■ **INPUT**:
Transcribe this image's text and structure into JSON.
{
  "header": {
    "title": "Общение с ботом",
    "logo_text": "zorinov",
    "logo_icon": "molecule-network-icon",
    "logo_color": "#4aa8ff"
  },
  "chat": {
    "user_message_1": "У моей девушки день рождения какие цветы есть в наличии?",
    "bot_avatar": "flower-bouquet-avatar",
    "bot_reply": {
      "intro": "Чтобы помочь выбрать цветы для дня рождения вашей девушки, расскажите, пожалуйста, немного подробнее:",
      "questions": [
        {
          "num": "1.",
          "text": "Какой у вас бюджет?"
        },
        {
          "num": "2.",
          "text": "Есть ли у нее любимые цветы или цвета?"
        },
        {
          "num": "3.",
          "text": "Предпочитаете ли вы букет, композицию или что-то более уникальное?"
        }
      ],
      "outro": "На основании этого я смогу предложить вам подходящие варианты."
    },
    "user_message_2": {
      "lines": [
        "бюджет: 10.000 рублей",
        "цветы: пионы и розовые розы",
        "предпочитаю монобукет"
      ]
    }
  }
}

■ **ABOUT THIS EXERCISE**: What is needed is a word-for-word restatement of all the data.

■ **TASK OUTPUT**:
Transcribe this image's text and structure into JSON.
{
  "header": {
    "title": "Общение с ботом",
    "logo_text": "zorinov",
    "logo_icon": "molecule-network-icon",
    "logo_color": "#4aa8ff"
  },
  "chat": {
    "user_message_1": "У моей девушки день рождения какие цветы есть в наличии?",
    "bot_avatar": "flower-bouquet-avatar",
    "bot_reply": {
      "intro": "Чтобы помочь выбрать цветы для дня рождения вашей девушки, расскажите, пожалуйста, немного подробнее:",
      "questions": [
        {
          "num": "1.",
          "text": "Какой у вас бюджет?"
        },
        {
          "num": "2.",
          "text": "Есть ли у нее любимые цветы или цвета?"
        },
        {
          "num": "3.",
          "text": "Предпочитаете ли вы букет, композицию или что-то более уникальное?"
        }
      ],
      "outro": "На основании этого я смогу предложить вам подходящие варианты."
    },
    "user_message_2": {
      "lines": [
        "бюджет: 10.000 рублей",
        "цветы: пионы и розовые розы",
        "предпочитаю монобукет"
      ]
    }
  }
}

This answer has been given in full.